> What to work on
The answer is all of the data repeated exactly, with each picture omitted.

> Input material
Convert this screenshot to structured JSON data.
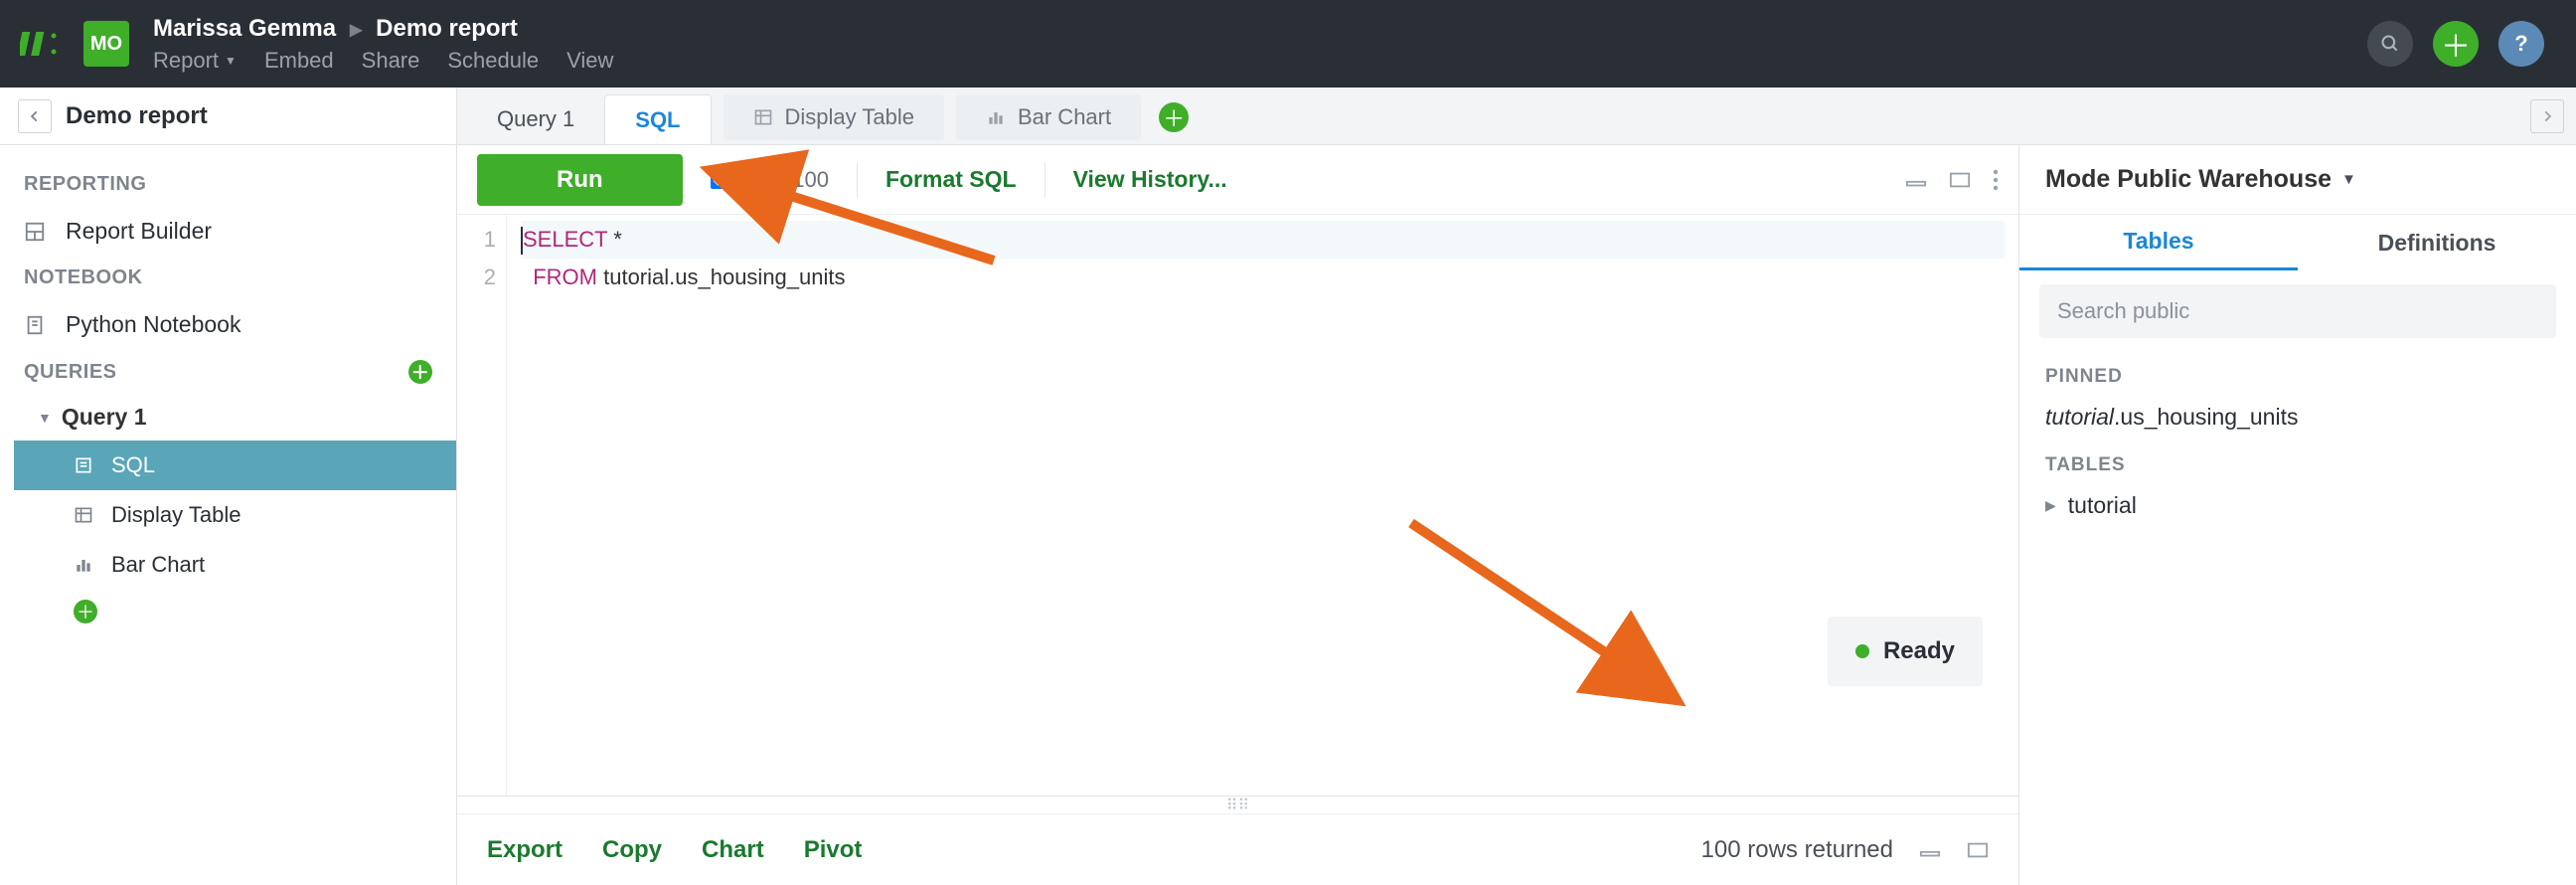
{
  "header": {
    "avatar_initials": "MO",
    "user_name": "Marissa Gemma",
    "report_title": "Demo report",
    "menu": {
      "report": "Report",
      "embed": "Embed",
      "share": "Share",
      "schedule": "Schedule",
      "view": "View"
    }
  },
  "subbar": {
    "title": "Demo report"
  },
  "tabs": {
    "query": "Query 1",
    "sql": "SQL",
    "display_table": "Display Table",
    "bar_chart": "Bar Chart"
  },
  "sidebar": {
    "reporting_heading": "REPORTING",
    "report_builder": "Report Builder",
    "notebook_heading": "NOTEBOOK",
    "python_notebook": "Python Notebook",
    "queries_heading": "QUERIES",
    "query1": "Query 1",
    "query_children": {
      "sql": "SQL",
      "display_table": "Display Table",
      "bar_chart": "Bar Chart"
    }
  },
  "toolbar": {
    "run": "Run",
    "limit_label": "Limit 100",
    "format_sql": "Format SQL",
    "view_history": "View History..."
  },
  "editor": {
    "lines": [
      {
        "n": "1",
        "kw": "SELECT",
        "rest": " *"
      },
      {
        "n": "2",
        "indent": "  ",
        "kw": "FROM",
        "rest": " tutorial.us_housing_units"
      }
    ]
  },
  "status": {
    "ready": "Ready"
  },
  "results_bar": {
    "export": "Export",
    "copy": "Copy",
    "chart": "Chart",
    "pivot": "Pivot",
    "rows_returned": "100 rows returned"
  },
  "rightpanel": {
    "datasource": "Mode Public Warehouse",
    "tabs": {
      "tables": "Tables",
      "definitions": "Definitions"
    },
    "search_placeholder": "Search public",
    "pinned_heading": "PINNED",
    "pinned_item_prefix": "tutorial",
    "pinned_item_suffix": ".us_housing_units",
    "tables_heading": "TABLES",
    "table_item": "tutorial"
  }
}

> Solved problem
Convert this screenshot to structured JSON data.
{
  "header": {
    "avatar_initials": "MO",
    "user_name": "Marissa Gemma",
    "report_title": "Demo report",
    "menu": {
      "report": "Report",
      "embed": "Embed",
      "share": "Share",
      "schedule": "Schedule",
      "view": "View"
    }
  },
  "subbar": {
    "title": "Demo report"
  },
  "tabs": {
    "query": "Query 1",
    "sql": "SQL",
    "display_table": "Display Table",
    "bar_chart": "Bar Chart"
  },
  "sidebar": {
    "reporting_heading": "REPORTING",
    "report_builder": "Report Builder",
    "notebook_heading": "NOTEBOOK",
    "python_notebook": "Python Notebook",
    "queries_heading": "QUERIES",
    "query1": "Query 1",
    "query_children": {
      "sql": "SQL",
      "display_table": "Display Table",
      "bar_chart": "Bar Chart"
    }
  },
  "toolbar": {
    "run": "Run",
    "limit_label": "Limit 100",
    "format_sql": "Format SQL",
    "view_history": "View History..."
  },
  "editor": {
    "lines": [
      {
        "n": "1",
        "kw": "SELECT",
        "rest": " *"
      },
      {
        "n": "2",
        "indent": "  ",
        "kw": "FROM",
        "rest": " tutorial.us_housing_units"
      }
    ]
  },
  "status": {
    "ready": "Ready"
  },
  "results_bar": {
    "export": "Export",
    "copy": "Copy",
    "chart": "Chart",
    "pivot": "Pivot",
    "rows_returned": "100 rows returned"
  },
  "rightpanel": {
    "datasource": "Mode Public Warehouse",
    "tabs": {
      "tables": "Tables",
      "definitions": "Definitions"
    },
    "search_placeholder": "Search public",
    "pinned_heading": "PINNED",
    "pinned_item_prefix": "tutorial",
    "pinned_item_suffix": ".us_housing_units",
    "tables_heading": "TABLES",
    "table_item": "tutorial"
  }
}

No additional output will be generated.